TASK BRIEF — Determine which lines of the records include the word "icon", and copy them.

Stored records —

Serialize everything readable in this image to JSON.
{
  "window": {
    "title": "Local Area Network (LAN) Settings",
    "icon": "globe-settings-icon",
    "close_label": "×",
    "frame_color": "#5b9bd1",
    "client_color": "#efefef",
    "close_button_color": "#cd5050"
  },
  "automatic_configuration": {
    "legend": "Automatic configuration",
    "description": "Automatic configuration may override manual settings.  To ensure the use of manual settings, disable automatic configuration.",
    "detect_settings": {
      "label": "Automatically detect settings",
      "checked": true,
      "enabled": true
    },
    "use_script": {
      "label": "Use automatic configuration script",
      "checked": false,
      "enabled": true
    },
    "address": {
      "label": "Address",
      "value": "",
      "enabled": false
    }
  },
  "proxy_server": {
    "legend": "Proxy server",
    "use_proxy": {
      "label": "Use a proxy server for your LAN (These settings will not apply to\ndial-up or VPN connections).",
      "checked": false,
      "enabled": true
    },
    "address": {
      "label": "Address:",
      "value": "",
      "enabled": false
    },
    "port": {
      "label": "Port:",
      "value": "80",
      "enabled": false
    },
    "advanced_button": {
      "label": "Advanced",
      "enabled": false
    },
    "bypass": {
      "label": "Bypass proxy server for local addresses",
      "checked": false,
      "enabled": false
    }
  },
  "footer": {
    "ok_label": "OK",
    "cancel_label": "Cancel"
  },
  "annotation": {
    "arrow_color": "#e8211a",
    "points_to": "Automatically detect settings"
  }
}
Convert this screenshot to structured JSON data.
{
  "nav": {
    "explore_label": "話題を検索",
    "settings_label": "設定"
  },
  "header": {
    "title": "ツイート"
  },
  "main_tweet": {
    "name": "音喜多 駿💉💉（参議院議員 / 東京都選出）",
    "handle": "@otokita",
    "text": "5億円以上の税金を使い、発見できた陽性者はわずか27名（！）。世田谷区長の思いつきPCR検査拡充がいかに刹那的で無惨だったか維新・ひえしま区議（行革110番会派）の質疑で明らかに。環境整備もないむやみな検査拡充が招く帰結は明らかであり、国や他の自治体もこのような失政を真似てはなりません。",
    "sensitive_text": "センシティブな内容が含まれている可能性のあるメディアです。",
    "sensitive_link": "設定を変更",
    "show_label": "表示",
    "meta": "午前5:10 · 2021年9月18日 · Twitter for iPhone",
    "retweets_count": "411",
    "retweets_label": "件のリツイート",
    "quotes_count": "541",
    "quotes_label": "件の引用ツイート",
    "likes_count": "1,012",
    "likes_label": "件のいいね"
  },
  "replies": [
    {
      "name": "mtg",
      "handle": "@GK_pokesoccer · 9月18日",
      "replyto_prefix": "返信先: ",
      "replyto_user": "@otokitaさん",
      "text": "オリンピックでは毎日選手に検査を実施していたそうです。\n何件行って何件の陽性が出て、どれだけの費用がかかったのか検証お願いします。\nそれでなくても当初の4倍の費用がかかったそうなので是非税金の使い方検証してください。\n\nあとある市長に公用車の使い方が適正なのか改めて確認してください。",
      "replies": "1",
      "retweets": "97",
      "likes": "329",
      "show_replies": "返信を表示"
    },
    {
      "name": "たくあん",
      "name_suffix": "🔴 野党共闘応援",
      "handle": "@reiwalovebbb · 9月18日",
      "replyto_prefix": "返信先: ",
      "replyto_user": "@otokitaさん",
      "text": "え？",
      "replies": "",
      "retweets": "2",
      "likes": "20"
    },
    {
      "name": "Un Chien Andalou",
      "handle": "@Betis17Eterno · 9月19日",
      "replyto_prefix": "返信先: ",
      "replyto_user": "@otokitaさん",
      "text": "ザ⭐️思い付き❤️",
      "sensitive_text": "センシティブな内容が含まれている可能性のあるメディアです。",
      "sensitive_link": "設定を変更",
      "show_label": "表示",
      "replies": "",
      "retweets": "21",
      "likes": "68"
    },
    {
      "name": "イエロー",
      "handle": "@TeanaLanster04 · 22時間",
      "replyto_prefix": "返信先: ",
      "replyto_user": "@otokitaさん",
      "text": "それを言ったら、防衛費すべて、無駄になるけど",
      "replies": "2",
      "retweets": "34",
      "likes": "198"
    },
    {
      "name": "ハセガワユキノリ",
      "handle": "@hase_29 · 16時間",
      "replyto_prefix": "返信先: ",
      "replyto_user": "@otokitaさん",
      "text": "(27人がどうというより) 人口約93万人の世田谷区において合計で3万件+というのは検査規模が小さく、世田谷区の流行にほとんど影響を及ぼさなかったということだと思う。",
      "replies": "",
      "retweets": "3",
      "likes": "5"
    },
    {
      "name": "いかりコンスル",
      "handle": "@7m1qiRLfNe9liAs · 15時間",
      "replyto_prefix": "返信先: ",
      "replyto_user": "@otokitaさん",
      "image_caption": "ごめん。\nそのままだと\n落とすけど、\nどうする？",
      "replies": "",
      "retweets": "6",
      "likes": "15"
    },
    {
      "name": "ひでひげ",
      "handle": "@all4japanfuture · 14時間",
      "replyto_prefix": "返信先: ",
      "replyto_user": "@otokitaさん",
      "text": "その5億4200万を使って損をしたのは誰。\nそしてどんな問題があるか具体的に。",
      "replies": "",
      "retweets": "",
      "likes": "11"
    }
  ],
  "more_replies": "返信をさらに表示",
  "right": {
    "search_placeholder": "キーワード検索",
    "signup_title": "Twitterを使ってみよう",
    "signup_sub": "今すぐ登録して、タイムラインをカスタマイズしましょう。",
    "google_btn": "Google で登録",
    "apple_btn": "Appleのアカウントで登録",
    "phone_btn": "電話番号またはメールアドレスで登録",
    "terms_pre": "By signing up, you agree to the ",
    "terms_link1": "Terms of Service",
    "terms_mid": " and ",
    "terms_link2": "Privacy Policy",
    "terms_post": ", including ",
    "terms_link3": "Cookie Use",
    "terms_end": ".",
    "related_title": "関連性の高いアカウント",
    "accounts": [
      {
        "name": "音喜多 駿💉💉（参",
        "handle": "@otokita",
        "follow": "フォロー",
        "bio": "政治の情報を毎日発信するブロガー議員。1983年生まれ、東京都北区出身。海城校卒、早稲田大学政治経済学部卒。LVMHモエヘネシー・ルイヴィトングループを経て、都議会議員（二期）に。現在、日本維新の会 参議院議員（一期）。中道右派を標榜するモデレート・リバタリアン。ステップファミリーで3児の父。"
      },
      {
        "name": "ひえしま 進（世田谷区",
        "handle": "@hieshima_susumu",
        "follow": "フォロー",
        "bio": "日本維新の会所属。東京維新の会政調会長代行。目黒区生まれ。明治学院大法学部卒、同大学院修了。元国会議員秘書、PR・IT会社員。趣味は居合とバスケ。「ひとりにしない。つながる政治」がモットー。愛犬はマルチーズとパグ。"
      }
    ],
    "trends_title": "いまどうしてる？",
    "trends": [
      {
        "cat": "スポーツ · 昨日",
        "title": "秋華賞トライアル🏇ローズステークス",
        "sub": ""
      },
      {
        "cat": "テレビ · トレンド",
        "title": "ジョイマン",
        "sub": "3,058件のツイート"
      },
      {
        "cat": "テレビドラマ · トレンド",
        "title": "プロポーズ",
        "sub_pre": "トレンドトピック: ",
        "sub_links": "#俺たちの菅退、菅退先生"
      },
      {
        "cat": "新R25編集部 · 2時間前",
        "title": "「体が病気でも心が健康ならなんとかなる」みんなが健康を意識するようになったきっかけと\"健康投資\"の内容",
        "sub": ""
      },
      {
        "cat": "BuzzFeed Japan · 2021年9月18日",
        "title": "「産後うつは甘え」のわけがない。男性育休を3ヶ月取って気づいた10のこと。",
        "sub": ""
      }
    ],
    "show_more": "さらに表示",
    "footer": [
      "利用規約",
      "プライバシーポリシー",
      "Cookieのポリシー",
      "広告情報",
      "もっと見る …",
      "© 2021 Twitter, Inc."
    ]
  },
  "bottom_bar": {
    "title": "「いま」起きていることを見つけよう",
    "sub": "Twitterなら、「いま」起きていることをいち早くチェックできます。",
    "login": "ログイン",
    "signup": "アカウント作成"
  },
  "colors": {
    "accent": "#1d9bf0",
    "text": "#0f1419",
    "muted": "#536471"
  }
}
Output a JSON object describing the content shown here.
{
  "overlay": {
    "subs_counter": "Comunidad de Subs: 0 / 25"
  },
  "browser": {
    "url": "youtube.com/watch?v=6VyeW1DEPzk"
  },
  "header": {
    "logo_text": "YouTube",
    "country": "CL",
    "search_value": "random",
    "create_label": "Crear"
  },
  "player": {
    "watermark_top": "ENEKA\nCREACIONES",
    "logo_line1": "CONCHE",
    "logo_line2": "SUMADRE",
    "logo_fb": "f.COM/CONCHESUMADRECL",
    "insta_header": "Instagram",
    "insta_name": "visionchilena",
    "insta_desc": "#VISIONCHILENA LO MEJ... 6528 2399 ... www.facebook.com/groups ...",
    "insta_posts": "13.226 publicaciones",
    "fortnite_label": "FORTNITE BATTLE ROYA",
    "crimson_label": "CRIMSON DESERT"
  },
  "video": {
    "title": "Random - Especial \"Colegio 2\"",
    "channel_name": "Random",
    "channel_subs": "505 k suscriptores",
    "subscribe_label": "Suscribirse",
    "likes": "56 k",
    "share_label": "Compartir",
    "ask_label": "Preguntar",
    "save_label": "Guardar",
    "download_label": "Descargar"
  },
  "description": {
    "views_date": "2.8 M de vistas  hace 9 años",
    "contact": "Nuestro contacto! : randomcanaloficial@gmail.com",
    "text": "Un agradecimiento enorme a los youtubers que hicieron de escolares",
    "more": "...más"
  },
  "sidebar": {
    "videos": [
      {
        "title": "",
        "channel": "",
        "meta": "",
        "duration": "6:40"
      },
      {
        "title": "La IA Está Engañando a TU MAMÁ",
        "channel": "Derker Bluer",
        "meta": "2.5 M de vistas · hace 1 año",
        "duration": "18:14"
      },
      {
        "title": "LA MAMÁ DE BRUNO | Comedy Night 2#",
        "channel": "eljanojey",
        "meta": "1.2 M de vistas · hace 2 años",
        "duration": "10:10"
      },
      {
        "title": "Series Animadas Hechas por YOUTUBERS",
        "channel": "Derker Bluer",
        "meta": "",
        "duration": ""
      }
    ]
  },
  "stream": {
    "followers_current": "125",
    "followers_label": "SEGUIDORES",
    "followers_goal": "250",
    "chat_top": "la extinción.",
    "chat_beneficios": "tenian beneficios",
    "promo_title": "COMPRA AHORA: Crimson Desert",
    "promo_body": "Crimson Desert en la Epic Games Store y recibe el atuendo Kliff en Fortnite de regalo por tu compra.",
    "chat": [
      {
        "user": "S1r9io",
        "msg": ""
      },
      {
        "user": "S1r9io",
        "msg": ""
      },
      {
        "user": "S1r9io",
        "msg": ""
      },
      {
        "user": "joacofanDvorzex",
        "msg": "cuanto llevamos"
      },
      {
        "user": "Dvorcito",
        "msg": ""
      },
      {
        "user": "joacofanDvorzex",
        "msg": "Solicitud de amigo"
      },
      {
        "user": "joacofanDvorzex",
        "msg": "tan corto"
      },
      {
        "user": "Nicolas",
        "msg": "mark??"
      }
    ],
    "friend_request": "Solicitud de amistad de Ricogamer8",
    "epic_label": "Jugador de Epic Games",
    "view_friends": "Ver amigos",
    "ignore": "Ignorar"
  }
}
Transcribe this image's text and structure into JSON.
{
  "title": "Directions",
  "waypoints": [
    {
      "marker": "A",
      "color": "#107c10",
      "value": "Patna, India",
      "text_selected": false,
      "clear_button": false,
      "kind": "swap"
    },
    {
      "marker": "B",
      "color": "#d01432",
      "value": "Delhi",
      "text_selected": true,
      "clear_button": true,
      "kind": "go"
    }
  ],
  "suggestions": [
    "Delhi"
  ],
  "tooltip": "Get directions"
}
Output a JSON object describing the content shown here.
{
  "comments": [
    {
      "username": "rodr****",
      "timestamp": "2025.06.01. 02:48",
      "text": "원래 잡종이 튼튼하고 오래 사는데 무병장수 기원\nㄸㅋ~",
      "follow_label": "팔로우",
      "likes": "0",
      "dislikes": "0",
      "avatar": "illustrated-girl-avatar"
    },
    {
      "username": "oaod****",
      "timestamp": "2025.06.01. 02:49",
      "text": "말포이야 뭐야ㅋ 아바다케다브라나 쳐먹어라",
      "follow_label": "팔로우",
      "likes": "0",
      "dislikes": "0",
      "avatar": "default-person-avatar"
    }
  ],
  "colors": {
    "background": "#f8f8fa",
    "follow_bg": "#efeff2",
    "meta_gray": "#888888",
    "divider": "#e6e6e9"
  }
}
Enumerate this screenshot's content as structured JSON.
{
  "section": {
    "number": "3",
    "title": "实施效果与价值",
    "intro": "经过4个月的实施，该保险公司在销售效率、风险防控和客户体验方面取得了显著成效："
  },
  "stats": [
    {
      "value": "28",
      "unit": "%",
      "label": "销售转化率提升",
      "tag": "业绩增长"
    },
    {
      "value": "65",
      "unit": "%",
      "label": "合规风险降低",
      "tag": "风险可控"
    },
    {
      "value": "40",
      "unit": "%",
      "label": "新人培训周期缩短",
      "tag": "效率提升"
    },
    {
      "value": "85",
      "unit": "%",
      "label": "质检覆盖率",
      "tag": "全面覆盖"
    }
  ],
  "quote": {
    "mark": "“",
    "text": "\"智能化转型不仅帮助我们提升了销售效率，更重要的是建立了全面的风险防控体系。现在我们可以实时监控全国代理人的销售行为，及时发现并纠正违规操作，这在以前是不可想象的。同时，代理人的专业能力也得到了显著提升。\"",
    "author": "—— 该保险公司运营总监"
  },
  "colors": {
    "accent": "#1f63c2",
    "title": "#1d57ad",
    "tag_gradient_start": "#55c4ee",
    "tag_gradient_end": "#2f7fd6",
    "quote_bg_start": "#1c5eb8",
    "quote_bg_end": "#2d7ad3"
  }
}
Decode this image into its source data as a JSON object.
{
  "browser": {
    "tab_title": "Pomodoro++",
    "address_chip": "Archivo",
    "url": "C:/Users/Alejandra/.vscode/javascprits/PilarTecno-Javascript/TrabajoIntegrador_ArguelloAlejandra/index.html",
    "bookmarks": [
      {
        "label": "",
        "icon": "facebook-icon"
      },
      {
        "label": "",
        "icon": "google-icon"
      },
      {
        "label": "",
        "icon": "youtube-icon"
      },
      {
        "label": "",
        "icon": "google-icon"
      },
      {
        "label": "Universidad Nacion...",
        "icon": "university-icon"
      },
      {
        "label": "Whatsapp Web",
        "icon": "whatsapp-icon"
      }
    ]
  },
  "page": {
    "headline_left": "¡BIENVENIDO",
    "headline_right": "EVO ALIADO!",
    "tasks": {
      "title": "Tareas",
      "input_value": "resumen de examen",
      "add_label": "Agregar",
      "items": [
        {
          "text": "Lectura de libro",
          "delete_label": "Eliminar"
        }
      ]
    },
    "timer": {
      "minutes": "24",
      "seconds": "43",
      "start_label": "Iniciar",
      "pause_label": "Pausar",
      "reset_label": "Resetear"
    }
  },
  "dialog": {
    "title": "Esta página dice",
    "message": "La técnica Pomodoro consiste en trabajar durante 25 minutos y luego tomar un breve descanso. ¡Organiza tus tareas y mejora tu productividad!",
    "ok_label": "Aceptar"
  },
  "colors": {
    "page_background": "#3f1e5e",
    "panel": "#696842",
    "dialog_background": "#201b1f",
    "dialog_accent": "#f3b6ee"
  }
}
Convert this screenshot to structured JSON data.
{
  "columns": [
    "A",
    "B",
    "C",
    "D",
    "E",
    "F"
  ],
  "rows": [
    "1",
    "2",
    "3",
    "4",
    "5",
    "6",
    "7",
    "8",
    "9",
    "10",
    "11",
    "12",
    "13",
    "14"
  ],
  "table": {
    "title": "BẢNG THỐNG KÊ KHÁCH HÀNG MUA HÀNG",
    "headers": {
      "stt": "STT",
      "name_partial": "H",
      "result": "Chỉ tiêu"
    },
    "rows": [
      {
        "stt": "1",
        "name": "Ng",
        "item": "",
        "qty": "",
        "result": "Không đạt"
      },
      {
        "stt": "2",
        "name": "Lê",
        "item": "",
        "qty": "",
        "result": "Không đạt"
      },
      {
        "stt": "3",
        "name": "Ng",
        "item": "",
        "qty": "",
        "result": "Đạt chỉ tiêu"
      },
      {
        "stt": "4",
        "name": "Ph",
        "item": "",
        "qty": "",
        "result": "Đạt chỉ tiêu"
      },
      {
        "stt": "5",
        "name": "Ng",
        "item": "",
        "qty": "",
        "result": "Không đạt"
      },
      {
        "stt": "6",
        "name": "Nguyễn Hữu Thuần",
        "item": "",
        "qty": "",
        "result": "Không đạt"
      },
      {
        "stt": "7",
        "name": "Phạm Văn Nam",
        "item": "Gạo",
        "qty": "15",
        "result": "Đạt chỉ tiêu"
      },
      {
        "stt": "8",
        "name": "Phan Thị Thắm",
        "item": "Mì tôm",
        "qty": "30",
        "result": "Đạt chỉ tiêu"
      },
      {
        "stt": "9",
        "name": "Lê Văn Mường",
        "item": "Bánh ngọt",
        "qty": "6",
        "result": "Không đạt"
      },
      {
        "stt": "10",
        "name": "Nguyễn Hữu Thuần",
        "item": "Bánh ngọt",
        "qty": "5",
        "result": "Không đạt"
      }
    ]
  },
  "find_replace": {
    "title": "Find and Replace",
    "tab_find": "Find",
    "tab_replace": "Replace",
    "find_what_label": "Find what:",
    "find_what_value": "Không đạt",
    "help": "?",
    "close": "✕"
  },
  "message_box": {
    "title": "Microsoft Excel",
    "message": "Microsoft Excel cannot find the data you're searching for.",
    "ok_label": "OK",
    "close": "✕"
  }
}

FINISHED TASK —
    "icon": "globe-settings-icon",
        "icon": "facebook-icon"
        "icon": "google-icon"
        "icon": "youtube-icon"
        "icon": "google-icon"
        "icon": "university-icon"
        "icon": "whatsapp-icon"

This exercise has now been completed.